That’s when the Rambos purchased the home. Craig was drawn to the home’s exterior architecture.
“If you look at the gables, the front porch and the bay window, it’s really very attractive,” the retired architect said.” It’s a simple Victorian that’s very attractive.”
Once they bought the house, the couple immediately got to work on it. Early on, it was clear that it needed some practical improvements, such as adding new furnace systems, disconnecting the gas that still ran to the light fixtures, and clearing the honeysuckle that had taken over much of the back yard. (The home sits on nearly an acre, much of which is wooded. “We have deer and squirrels and possums and raccoons,” Craig said. “It is beautiful.”)
But beyond those necessities, the couple worked to restore aspects of the home to the way they would have been.
“We spent the first five years scraping paint and wallpaper,” Kathy said.
That’s because the stairs were covered in paint, and the ceilings and walls had been wallpapered and then painted over.
“It took me a year to strip the steps,” she recalled.
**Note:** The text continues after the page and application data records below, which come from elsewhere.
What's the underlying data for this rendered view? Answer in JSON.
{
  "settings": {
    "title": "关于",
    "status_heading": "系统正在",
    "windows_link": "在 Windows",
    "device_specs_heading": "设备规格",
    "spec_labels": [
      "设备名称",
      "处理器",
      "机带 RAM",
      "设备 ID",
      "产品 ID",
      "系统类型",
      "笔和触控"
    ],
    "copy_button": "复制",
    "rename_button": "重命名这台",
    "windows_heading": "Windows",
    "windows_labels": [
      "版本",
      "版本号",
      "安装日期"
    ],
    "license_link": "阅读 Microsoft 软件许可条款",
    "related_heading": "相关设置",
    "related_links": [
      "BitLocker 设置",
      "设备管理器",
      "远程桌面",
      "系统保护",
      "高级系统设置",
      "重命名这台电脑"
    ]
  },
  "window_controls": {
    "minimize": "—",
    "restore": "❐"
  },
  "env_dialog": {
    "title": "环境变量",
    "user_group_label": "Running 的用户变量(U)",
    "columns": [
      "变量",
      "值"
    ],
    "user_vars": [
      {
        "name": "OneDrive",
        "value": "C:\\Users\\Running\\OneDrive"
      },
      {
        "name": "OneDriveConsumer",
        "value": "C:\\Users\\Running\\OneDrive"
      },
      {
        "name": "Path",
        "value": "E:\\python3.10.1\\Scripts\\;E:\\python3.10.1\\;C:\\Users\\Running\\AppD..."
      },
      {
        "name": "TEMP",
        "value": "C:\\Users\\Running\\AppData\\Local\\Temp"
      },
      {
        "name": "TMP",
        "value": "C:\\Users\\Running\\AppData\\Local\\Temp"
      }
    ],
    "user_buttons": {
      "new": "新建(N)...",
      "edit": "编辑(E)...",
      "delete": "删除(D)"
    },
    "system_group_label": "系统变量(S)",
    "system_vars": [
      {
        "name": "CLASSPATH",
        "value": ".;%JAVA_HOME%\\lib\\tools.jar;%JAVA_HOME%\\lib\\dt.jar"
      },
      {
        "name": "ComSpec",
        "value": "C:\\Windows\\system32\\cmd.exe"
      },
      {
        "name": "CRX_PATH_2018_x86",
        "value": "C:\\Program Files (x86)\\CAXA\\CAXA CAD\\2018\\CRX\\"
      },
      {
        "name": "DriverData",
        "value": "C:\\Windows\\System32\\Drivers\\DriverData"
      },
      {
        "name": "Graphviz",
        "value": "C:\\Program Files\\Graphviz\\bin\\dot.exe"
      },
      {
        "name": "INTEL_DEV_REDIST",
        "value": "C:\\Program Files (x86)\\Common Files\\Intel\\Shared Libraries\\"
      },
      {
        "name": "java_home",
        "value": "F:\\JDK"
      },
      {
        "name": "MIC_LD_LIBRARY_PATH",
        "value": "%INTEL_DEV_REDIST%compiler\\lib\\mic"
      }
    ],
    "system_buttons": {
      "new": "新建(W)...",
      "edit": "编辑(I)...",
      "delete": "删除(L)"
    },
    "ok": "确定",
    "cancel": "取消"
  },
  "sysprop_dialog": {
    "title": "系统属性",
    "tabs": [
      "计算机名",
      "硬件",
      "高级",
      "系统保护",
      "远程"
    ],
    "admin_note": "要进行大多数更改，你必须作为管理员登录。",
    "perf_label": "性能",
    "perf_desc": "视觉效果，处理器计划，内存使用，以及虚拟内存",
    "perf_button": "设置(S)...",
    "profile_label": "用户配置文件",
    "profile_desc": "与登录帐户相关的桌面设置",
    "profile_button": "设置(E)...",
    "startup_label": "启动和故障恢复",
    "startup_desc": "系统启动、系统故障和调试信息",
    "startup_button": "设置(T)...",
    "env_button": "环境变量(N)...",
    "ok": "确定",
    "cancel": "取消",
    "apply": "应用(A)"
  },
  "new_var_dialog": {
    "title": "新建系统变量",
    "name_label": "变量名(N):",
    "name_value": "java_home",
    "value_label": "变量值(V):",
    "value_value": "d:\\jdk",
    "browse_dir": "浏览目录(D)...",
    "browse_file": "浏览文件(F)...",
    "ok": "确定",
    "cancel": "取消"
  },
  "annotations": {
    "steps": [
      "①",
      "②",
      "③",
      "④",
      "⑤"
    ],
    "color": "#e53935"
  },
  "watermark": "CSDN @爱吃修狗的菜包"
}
Additionally, about a third of the spindles on the staircase were broken. They were thinner than usual and more difficult to produce, Craig said, but he eventually found someone who could make exact replicas.
Aside from those fixes, the Rambos set about on improvements to make living in the home more comfortable. They expanded the former galley-style kitchen, added a half-bathroom to the first floor, moved the laundry to the second floor and expanded an alcove off the master bedroom to create a master bath.
Outside, they added a semicircular driveway in front as well as a retaining wall, steps and landscaping in the back yard. They also changed the exterior paint color from gray to its current colors, tones of taupe (with a bit of purple in it), with burgundy and forest-green accents.
“We spent a lot of time looking at houses to find the right colors,” Craig said.
A relatively recent project was finishing the attic, a beautiful space that now serves as an “office, lounge, family area and football spot,” Craig said. Because the rest of the house has few closets, he added plenty of storage areas, including cedar closets for clothing and low closets under the sloped walls for stashing seasonal decorations and other infrequently used items.
All of their hard work on the home may soon come to an end: The couple is considering putting it on the market this spring. Their daughter, son-in-law and four grandkids are moving back to the Cincinnati area from Ashland, Ohio, and the Rambos may move to be closer to the neighborhood their family chooses.
If it is the end of their time in the home, they’ve certainly made the most of living there.
“It’s a neat house,” Kathy said. “It feels good here.”
“We’ve loved the house and enjoyed living in it,” Craig added.